I borrowed this definition (below) from a therapist’s website. Until recently, I had never heard of a Grief Burst. Until recently, I’d also never experienced a Grief Burst but in the last month, I’ve had two.
A Grief Burst is an unexpected huge burst of emotion that you can’t escape.
It grabs you suddenly and takes you by surprise.
Often it happens somewhere you don’t want to be grieving.
Each of my Grief Bursts happened (unexpectedly) at breakfast time – what’s that about? And, like the definition says, there was no getting away from it, no avoiding it; I just had to let it pass on through me, like a sonic boom. That’s what it felt like to me, like a bowling-ball sized sound wave blew through my chest and just as suddenly, left the room. I was stunned.
I was suddenly awash in tears – not a condition I remember in my recent past. I’m generally pretty well equilibrated emotionally. I am not very volatile or inclined to have a melt-down, but there I was, entirely stunned by this well-named experience, the Grief Burst.
Each time my husband was with me – consistently the impetus of my grief. Clearly, I was (as the definition adds) not somewhere I wanted to be grieving – first at a restaurant where we were trying to enjoy a Sunday Brunch, the second was in a grocery store café where we were sharing coffee.
It was a very uncomfortable, unexplainable and unwelcome experience each time, but since those occurrences I’ve learned more about both grief and my reactions to it.
Dr. Alan Wolfelt, director of the Center for Loss & Life Transition, has been credited with this quote:
“Grief is the internal thoughts and feelings we experience when someone we love dies. Mourning, on the other hand, is taking the internal experience of grief and expressing it outside ourselves. Many people in our culture grieve, but they do not mourn. Instead of being encouraged to express their grief outwardly, they are often greeted with messages like ‘carry on,’ ‘keep your chin up,’ and ‘keep busy.’ So, they end up grieving within themselves in isolation, instead of mourning outside of themselves in the presence of loving companions.”
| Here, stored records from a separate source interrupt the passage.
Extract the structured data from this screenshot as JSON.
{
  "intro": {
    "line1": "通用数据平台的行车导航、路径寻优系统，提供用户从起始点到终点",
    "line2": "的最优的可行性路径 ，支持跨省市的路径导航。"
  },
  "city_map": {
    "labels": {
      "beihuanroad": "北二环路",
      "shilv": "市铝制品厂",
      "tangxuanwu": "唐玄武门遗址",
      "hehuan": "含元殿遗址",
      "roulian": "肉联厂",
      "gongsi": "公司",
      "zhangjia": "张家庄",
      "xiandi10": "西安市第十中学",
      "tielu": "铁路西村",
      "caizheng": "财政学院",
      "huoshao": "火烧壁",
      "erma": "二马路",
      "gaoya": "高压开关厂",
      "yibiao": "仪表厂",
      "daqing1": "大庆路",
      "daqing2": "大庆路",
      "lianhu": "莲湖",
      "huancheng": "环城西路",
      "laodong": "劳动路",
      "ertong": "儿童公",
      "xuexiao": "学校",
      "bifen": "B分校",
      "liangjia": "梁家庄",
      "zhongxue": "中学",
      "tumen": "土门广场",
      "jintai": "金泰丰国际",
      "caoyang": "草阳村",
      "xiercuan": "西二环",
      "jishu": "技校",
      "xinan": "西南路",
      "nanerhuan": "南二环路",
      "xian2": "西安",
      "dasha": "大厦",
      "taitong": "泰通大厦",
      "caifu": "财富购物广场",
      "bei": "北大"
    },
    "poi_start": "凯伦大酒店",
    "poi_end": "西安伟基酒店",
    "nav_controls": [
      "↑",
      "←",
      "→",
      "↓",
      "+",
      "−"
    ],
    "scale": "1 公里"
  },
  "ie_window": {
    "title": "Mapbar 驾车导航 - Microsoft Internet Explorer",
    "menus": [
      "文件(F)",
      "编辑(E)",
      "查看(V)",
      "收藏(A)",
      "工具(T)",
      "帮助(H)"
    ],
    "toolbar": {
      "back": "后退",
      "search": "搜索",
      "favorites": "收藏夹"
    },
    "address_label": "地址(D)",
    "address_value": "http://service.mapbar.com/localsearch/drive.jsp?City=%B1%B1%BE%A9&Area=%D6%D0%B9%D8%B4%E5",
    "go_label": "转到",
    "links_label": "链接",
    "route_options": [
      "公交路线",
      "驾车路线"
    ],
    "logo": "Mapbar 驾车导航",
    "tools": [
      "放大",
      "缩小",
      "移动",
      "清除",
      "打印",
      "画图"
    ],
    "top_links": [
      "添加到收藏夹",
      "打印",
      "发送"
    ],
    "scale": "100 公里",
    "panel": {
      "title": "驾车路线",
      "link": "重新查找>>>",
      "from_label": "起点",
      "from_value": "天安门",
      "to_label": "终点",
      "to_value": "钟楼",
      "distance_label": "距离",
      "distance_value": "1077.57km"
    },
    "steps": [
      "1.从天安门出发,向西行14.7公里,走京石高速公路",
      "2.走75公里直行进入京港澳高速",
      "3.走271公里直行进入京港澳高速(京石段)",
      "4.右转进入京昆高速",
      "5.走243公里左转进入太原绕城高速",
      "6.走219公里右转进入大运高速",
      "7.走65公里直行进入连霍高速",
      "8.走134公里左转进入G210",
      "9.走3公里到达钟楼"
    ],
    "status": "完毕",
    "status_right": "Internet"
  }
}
I think this statement (about grief) is particularly true for those of us who HAVEN’T yet “lost” our loved-one. We live in a state of what’s called anticipatory grief (waiting for the end) and experiencing ambiguous grief (repeatedly experiencing a host of tiny losses).
Living with someone moving through the stages of dementia means that they are essentially dying in front of us, inch by inch. The grieving process is prolonged because the losses accumulate slowly over time – and then reveal themselves again when death finally arrives.
Wolfelt’s final comment, the benefits of mourning in the presence of loving companions, is something I’ve truly noticed about my own grief. It is “better” when I’m in the presence (or when my grief is seen & recognized) by people who understand what the journey has been like – loving companions.
I believe (whether in grief or some other manifestation of pain) that what each of us needs is to be seen. That’s true even if we’re busy hiding our pain, suffering in silence, and trying to keep it out of other’s view. The need to be seen is an essential need we humans share.
So, what’s the self-care message in all this discovery about grief? Three things come to mind:
- If you’re grieving don’t struggle to keep it a private matter – find your loving companions for the journey and share your pain with them!
- If you’re friends or family for a caregiver of someone with a neurodegenerative disease (any of the dementias and many other diagnoses) where the losses accumulate and there’s little hope for things to get better, acknowledge that they’re in grief! See them, even if they don’t seem to want to be seen!
- Let grief have it’s space! It will show up when you least expect it, it may hit you like a sonic boom (like my Grief Burst) and knock you off your emotional equilibrium – be open to that! Your nervous system knows what it needs, let grief take whatever time it needs!
You have been part of my community of loving companions. This journey is long. If you know someone who’s a caregiver and struggling, be sure to tell them about my work – I’m happy to share the journey with them!